* **SUPPLIED INFORMATION**
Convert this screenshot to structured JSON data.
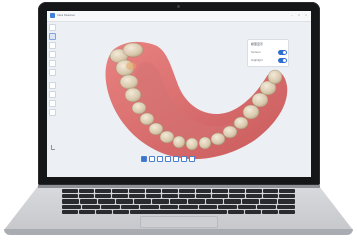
{
  "app": {
    "name": "Intra Scanner",
    "icons": {
      "logo": "app-logo-icon",
      "minimize": "minimize-icon",
      "maximize": "maximize-icon",
      "close": "close-icon"
    },
    "window_controls": [
      "–",
      "□",
      "×"
    ]
  },
  "panel": {
    "title": "模型显示",
    "rows": [
      {
        "label": "Texture",
        "state": "on"
      },
      {
        "label": "Highlight",
        "state": "on"
      }
    ]
  },
  "toolbar": {
    "tools": [
      "select-icon",
      "crop-icon",
      "lasso-icon",
      "erase-icon",
      "measure-icon",
      "mark-icon",
      "undo-icon",
      "redo-icon",
      "settings-icon",
      "help-icon"
    ],
    "active_index": 1
  },
  "view_buttons": {
    "items": [
      "front-view-icon",
      "back-view-icon",
      "left-view-icon",
      "right-view-icon",
      "top-view-icon",
      "bottom-view-icon",
      "fit-view-icon"
    ],
    "active_index": 0
  },
  "colors": {
    "gum": "#d96a6a",
    "teeth": "#d9ccb4",
    "accent": "#2f6fd0",
    "background": "#eceff3"
  }
}
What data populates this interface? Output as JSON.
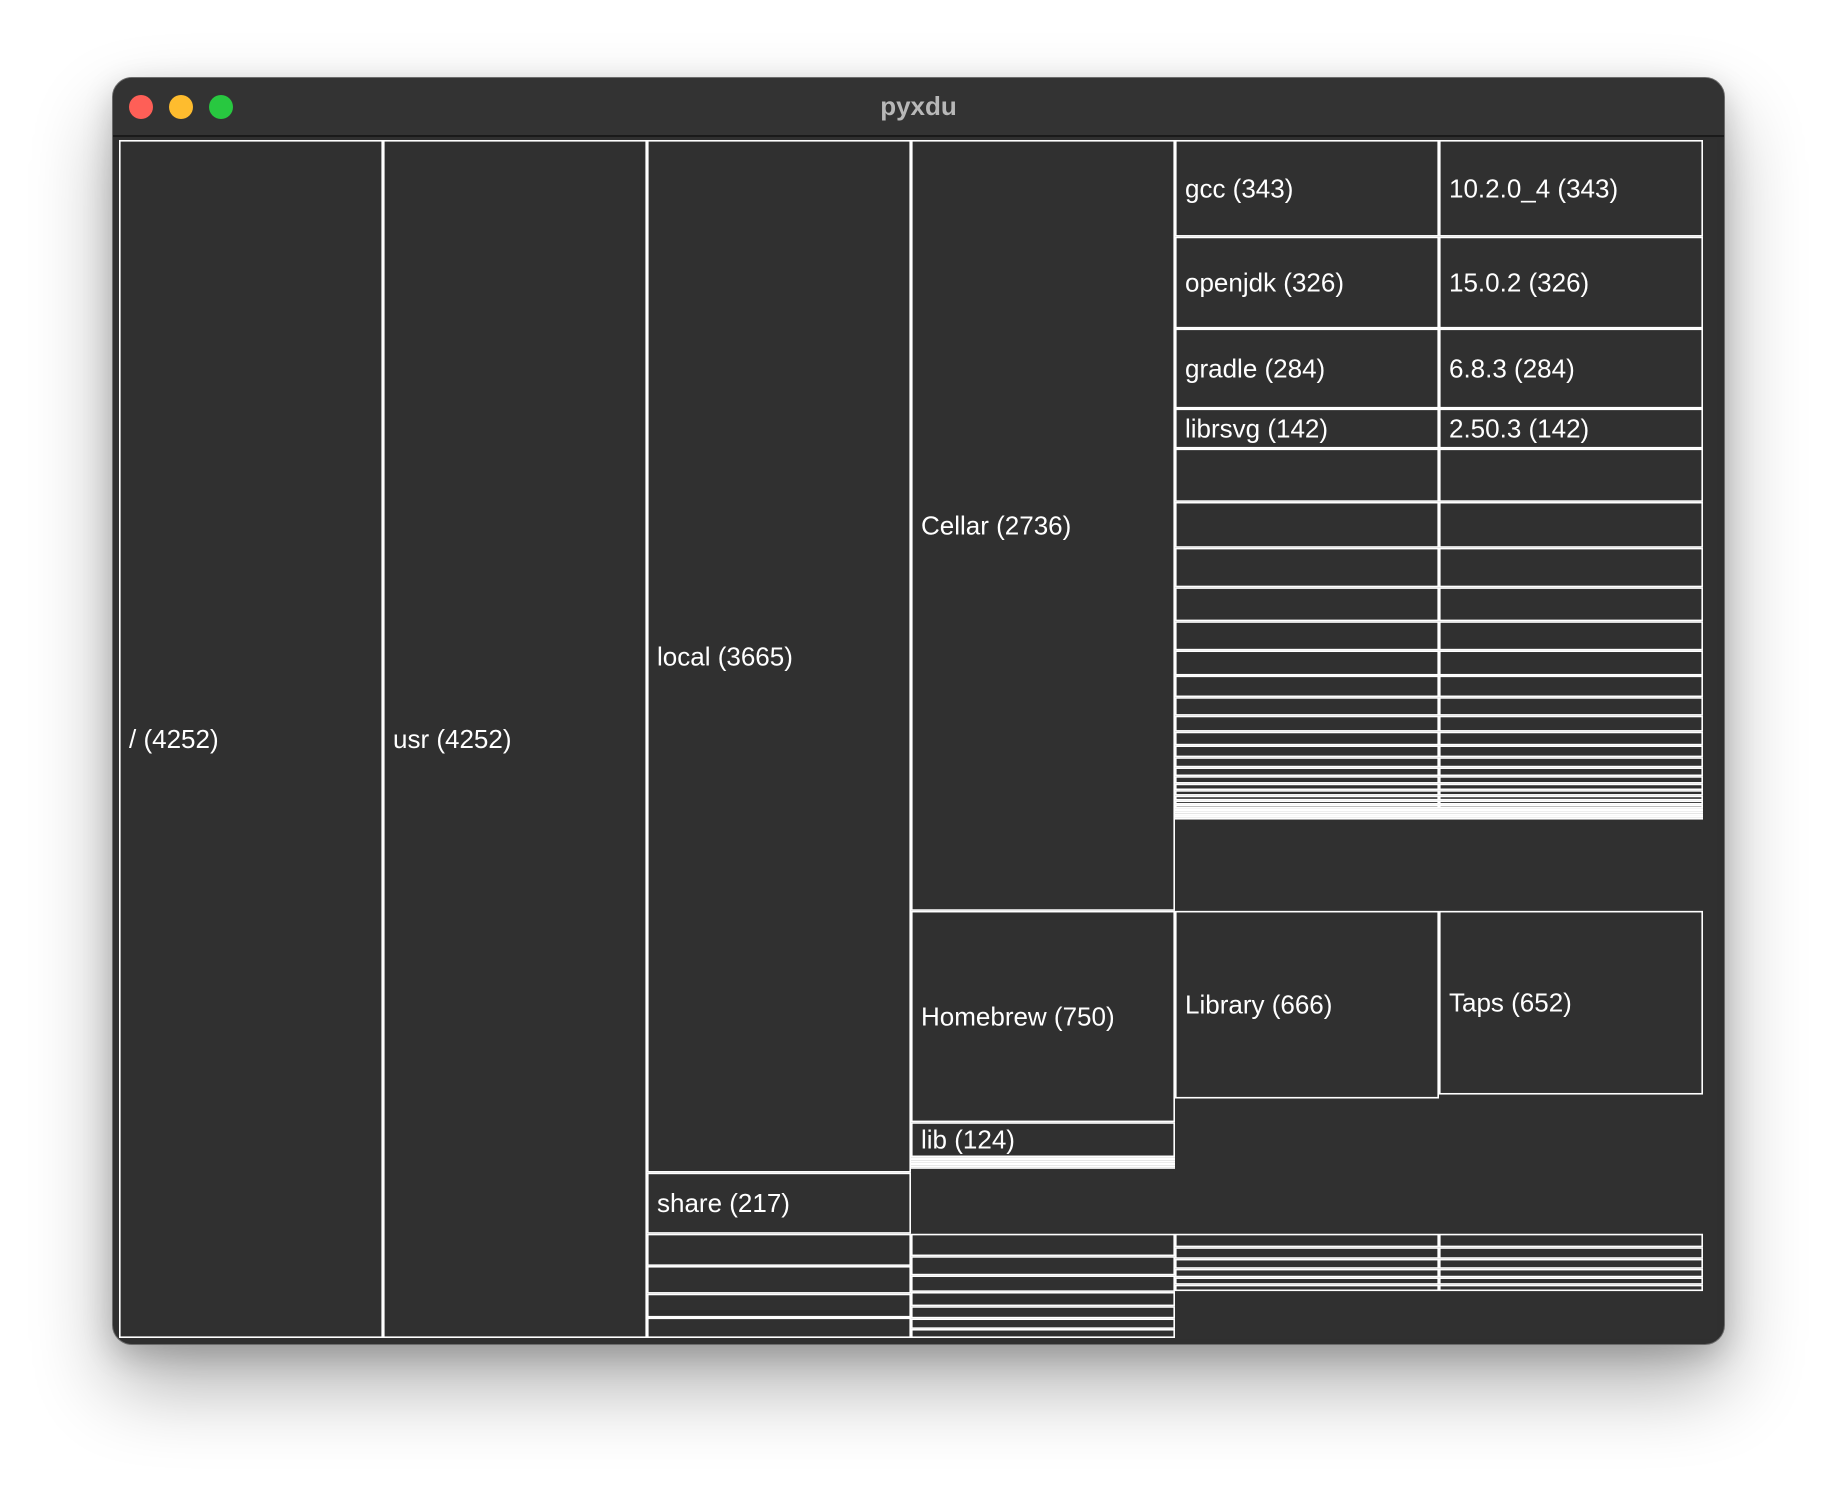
{
  "window": {
    "title": "pyxdu"
  },
  "colors": {
    "background": "#303030",
    "border": "#ffffff",
    "text": "#ffffff",
    "titlebar": "#333333",
    "close": "#fe5f57",
    "minimize": "#febc2e",
    "zoom": "#28c840"
  },
  "tree": {
    "name": "/",
    "size": 4252,
    "label": "/ (4252)",
    "children": [
      {
        "name": "usr",
        "size": 4252,
        "label": "usr (4252)",
        "children": [
          {
            "name": "local",
            "size": 3665,
            "label": "local (3665)",
            "children": [
              {
                "name": "Cellar",
                "size": 2736,
                "label": "Cellar (2736)",
                "children": [
                  {
                    "name": "gcc",
                    "size": 343,
                    "label": "gcc (343)",
                    "children": [
                      {
                        "name": "10.2.0_4",
                        "size": 343,
                        "label": "10.2.0_4 (343)"
                      }
                    ]
                  },
                  {
                    "name": "openjdk",
                    "size": 326,
                    "label": "openjdk (326)",
                    "children": [
                      {
                        "name": "15.0.2",
                        "size": 326,
                        "label": "15.0.2 (326)"
                      }
                    ]
                  },
                  {
                    "name": "gradle",
                    "size": 284,
                    "label": "gradle (284)",
                    "children": [
                      {
                        "name": "6.8.3",
                        "size": 284,
                        "label": "6.8.3 (284)"
                      }
                    ]
                  },
                  {
                    "name": "librsvg",
                    "size": 142,
                    "label": "librsvg (142)",
                    "children": [
                      {
                        "name": "2.50.3",
                        "size": 142,
                        "label": "2.50.3 (142)"
                      }
                    ]
                  }
                ]
              },
              {
                "name": "Homebrew",
                "size": 750,
                "label": "Homebrew (750)",
                "children": [
                  {
                    "name": "Library",
                    "size": 666,
                    "label": "Library (666)",
                    "children": [
                      {
                        "name": "Taps",
                        "size": 652,
                        "label": "Taps (652)"
                      }
                    ]
                  }
                ]
              },
              {
                "name": "lib",
                "size": 124,
                "label": "lib (124)"
              }
            ]
          },
          {
            "name": "share",
            "size": 217,
            "label": "share (217)"
          }
        ]
      }
    ]
  }
}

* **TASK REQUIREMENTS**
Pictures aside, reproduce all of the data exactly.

* **TASK RESULT**
Convert this screenshot to structured JSON data.
{
  "app": {
    "name": "Intra Scanner",
    "icons": {
      "logo": "app-logo-icon",
      "minimize": "minimize-icon",
      "maximize": "maximize-icon",
      "close": "close-icon"
    },
    "window_controls": [
      "–",
      "□",
      "×"
    ]
  },
  "panel": {
    "title": "模型显示",
    "rows": [
      {
        "label": "Texture",
        "state": "on"
      },
      {
        "label": "Highlight",
        "state": "on"
      }
    ]
  },
  "toolbar": {
    "tools": [
      "select-icon",
      "crop-icon",
      "lasso-icon",
      "erase-icon",
      "measure-icon",
      "mark-icon",
      "undo-icon",
      "redo-icon",
      "settings-icon",
      "help-icon"
    ],
    "active_index": 1
  },
  "view_buttons": {
    "items": [
      "front-view-icon",
      "back-view-icon",
      "left-view-icon",
      "right-view-icon",
      "top-view-icon",
      "bottom-view-icon",
      "fit-view-icon"
    ],
    "active_index": 0
  },
  "colors": {
    "gum": "#d96a6a",
    "teeth": "#d9ccb4",
    "accent": "#2f6fd0",
    "background": "#eceff3"
  }
}
What data populates this interface? Output as JSON.
{
  "window": {
    "title": "pyxdu"
  },
  "colors": {
    "background": "#303030",
    "border": "#ffffff",
    "text": "#ffffff",
    "titlebar": "#333333",
    "close": "#fe5f57",
    "minimize": "#febc2e",
    "zoom": "#28c840"
  },
  "tree": {
    "name": "/",
    "size": 4252,
    "label": "/ (4252)",
    "children": [
      {
        "name": "usr",
        "size": 4252,
        "label": "usr (4252)",
        "children": [
          {
            "name": "local",
            "size": 3665,
            "label": "local (3665)",
            "children": [
              {
                "name": "Cellar",
                "size": 2736,
                "label": "Cellar (2736)",
                "children": [
                  {
                    "name": "gcc",
                    "size": 343,
                    "label": "gcc (343)",
                    "children": [
                      {
                        "name": "10.2.0_4",
                        "size": 343,
                        "label": "10.2.0_4 (343)"
                      }
                    ]
                  },
                  {
                    "name": "openjdk",
                    "size": 326,
                    "label": "openjdk (326)",
                    "children": [
                      {
                        "name": "15.0.2",
                        "size": 326,
                        "label": "15.0.2 (326)"
                      }
                    ]
                  },
                  {
                    "name": "gradle",
                    "size": 284,
                    "label": "gradle (284)",
                    "children": [
                      {
                        "name": "6.8.3",
                        "size": 284,
                        "label": "6.8.3 (284)"
                      }
                    ]
                  },
                  {
                    "name": "librsvg",
                    "size": 142,
                    "label": "librsvg (142)",
                    "children": [
                      {
                        "name": "2.50.3",
                        "size": 142,
                        "label": "2.50.3 (142)"
                      }
                    ]
                  }
                ]
              },
              {
                "name": "Homebrew",
                "size": 750,
                "label": "Homebrew (750)",
                "children": [
                  {
                    "name": "Library",
                    "size": 666,
                    "label": "Library (666)",
                    "children": [
                      {
                        "name": "Taps",
                        "size": 652,
                        "label": "Taps (652)"
                      }
                    ]
                  }
                ]
              },
              {
                "name": "lib",
                "size": 124,
                "label": "lib (124)"
              }
            ]
          },
          {
            "name": "share",
            "size": 217,
            "label": "share (217)"
          }
        ]
      }
    ]
  }
}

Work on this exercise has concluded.